  • ASTM E 927-10 (2010) Standard Specification for Solar Simulation for Terrestrial Photovoltaic Testing
Each standard's requirements for spectral match, spatial non-uniformity and temporal instability are described below.

IEC 60904-9 Compliance Standards

Class A, B and C Standards and
Specifications Defined by IEC 60904-9

Spectral Match* Non-Uniformity of Irradiance Temporal Instability, Short-term Temporal Instability, Long-term
Class A 0.75-1.25 2% 0.5% 2%
Class B 0.6-1.4 5% 2% 5%
Class C 0.4-2.0 10% 10% 10%

* Acceptable range ratio of ideal % according to related table values for 'Ideal Spectral Match' standards for IEC 60904-9.

Ideal Spectral Match Defined by IEC 60904-9

Spectral Range (nm) Total Irradiance Range Ideal Percentage
400-500 13.8-23.0 18.4%
500-600 14.9-24.9 19.9%
600-700 13.8-23.0 18.4%
700-800 11.2-18.6 14.9%
800-900 9.4-15.6 12.5%
900-1100 11.9-19.9 15.9%

JIS C 8904-9 Compliance Standards

Class A, B and C Standards and
Specifications Defined by JIS C 8904-9

Spectral Match* Non-Uniformity of Irradiance Temporal Instability,
Short-term
Temporal Instability,
Long-term
Class A 0.75-1.25 ±2% 0.5% 2%
Class B 0.6-1.4 ±3% 2% 5%
Class C 0.4-2.0 ±10% 10% 10%

* Acceptable range ratio of ideal % according to related table values for 'Ideal Spectral Match' standards for JIS C 8904-9

Ideal Spectral Match Defined by
JIS C 8904-9 for Crystalline Silicon

Spectral Range (nm) Total Irradiance Range Ideal Percentage
400-500 13.8-23.0 18.4%
500-600 14.9-24.9 19.9%
600-700 13.8-23.0 18.4%
700-800 11.2-18.6 14.9%
800-900 9.4-15.6 12.5%
900-1100 11.9-19.9 15.9%

ASTM E 927-10 Compliance Standards

Class A, B and C Standards and
Specifications Defined by ASTM E 927-10

Spectral Match* Non-Uniformity of Irradiance Temporal Instability
Class A 0.75-1.25 2% 2%
Class B 0.6-1.4 5% 5%
Class C 0.4-2.0 10% 10%

* Acceptable range ratio of ideal % according to related table values for 'Ideal Spectral Match' standards for ASTM E 927-10

Ideal Spectral Match Defined by
ASTM E 927-10

Spectral Range (nm) Total Irradiance Range Ideal Percentage
400-500 13.8-23.0 18.4%
500-600 14.9-24.9 19.9%
600-700 13.8-23.0 18.4%
700-800 11.2-18.6 14.9%
800-900 9.4-15.6 12.5%
900-1100 11.9-19.9 15.9%

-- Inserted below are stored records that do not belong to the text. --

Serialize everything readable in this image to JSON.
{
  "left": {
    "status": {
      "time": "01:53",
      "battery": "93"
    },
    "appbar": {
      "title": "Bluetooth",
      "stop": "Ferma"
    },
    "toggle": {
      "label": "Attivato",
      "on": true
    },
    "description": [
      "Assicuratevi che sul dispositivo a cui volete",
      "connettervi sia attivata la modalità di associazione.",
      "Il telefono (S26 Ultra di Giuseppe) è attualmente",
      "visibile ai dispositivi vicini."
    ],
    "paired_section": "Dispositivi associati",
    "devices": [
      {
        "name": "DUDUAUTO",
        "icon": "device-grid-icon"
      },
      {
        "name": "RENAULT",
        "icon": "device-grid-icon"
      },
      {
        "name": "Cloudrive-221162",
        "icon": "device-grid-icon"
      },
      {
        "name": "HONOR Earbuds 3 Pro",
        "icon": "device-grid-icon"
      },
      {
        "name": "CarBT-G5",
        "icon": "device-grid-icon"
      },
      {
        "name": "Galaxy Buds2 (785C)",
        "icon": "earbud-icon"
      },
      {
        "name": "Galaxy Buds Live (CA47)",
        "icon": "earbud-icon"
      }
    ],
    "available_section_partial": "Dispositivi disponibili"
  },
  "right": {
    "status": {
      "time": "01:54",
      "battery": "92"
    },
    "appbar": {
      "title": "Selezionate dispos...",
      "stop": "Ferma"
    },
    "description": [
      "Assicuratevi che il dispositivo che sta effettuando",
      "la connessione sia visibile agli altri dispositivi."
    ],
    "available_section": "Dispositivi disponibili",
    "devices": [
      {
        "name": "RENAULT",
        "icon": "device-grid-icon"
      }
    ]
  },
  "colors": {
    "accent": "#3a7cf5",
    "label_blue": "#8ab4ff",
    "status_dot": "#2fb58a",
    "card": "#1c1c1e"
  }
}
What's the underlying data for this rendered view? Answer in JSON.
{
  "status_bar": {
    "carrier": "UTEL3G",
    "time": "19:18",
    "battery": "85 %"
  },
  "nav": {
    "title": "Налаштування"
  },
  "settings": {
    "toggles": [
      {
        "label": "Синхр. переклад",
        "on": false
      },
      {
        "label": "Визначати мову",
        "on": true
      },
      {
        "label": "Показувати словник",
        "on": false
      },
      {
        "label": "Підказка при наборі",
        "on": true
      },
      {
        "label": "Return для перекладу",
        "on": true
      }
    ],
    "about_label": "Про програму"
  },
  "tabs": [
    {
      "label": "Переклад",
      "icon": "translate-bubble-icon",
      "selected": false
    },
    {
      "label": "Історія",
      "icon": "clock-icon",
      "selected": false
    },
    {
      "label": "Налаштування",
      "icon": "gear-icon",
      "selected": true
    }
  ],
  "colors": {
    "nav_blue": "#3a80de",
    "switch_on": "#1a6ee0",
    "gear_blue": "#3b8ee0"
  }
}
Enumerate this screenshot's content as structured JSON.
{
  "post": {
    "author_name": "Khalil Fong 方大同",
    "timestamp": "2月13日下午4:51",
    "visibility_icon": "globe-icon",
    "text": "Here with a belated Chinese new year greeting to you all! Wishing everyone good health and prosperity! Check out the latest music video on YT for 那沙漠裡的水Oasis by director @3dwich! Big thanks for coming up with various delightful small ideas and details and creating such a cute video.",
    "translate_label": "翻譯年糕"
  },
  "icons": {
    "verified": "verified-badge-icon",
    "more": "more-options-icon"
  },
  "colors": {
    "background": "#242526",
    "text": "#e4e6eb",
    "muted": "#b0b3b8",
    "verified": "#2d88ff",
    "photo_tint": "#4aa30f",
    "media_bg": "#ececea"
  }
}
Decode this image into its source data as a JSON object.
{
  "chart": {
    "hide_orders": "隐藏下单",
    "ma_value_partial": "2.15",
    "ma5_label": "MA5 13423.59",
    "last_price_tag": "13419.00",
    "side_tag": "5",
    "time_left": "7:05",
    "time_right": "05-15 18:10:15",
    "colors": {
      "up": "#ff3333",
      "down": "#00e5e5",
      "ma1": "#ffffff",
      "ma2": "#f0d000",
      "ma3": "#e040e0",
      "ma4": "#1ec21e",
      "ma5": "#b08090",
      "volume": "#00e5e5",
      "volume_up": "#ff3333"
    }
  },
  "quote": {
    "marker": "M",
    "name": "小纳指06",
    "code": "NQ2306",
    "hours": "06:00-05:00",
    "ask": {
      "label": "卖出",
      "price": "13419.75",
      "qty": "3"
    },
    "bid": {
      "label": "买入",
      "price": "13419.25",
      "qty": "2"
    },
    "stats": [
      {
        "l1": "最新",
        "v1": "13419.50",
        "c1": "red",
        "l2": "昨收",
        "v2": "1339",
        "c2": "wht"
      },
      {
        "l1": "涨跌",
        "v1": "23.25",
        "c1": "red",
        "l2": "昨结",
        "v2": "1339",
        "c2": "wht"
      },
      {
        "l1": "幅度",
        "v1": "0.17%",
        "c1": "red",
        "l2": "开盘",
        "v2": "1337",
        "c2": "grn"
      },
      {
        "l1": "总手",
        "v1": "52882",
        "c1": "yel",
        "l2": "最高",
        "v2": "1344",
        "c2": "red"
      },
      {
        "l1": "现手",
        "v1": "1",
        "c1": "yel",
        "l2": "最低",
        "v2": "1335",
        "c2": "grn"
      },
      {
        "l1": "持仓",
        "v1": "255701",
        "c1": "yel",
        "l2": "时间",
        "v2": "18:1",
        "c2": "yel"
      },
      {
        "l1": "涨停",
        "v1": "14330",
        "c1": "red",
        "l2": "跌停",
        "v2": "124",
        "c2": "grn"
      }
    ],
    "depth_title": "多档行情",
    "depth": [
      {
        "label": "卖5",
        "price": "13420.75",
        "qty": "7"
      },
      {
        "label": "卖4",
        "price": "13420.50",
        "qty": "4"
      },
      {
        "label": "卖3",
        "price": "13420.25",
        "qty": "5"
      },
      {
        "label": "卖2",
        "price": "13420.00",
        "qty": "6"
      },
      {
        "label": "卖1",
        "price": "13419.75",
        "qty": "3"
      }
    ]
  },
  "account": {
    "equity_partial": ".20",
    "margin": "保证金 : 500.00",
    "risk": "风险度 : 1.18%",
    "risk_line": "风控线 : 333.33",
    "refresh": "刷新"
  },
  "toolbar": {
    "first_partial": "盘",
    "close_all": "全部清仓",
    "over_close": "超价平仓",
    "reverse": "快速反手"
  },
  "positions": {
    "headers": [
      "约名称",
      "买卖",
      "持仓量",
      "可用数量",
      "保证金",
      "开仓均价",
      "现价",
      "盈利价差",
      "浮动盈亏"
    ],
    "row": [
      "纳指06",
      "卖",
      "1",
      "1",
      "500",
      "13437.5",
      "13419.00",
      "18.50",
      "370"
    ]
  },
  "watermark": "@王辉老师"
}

Newport Oriel Solar Simulators

Oriel Solar Simulators provide the closest spectral match to the sun available from any light source, with all Oriel Solar Simulators meeting class A specifications for this first criteria. Our offering includes systems with varying levels of performance for the two additional criteria according to your application requirements. Newport provides a calibration certificate and the test data validating performance for all three compliance standards. Below is a summary of our solar simulators and their classifications.

Classification Product Series Lamp Type Model Numbers
AAA Sol3A Xenon 94023A, 94043A, 94063A, 94083A, 94123A, 94123A-CPV
ABA Sol2A Xenon 94042A, 94062A, 94082A
ABB Sol1A Xenon 94041A, 94061A, 94081A
ABB LCS-100 Small Area Xenon 94011A, 94011A-ES
AAA VeraSol-2 LED VeraSol-2
ABA MiniSol LED LSH-7320

Additionally, our Sol-UV Ultraviolet Solar Simulators provide UV light for demanding applications in photobiology. Their spectral outputs are certified to be compliant to FDA CFR Part 201.327, ISO 24444:2010(e) First Edition, and the International SPF Test Method (CTFASA/COLIPA/JCIA/CTFA): May 2006 for Spectral Match. With an optional filter, it can deliver JCIA UVA compliant output.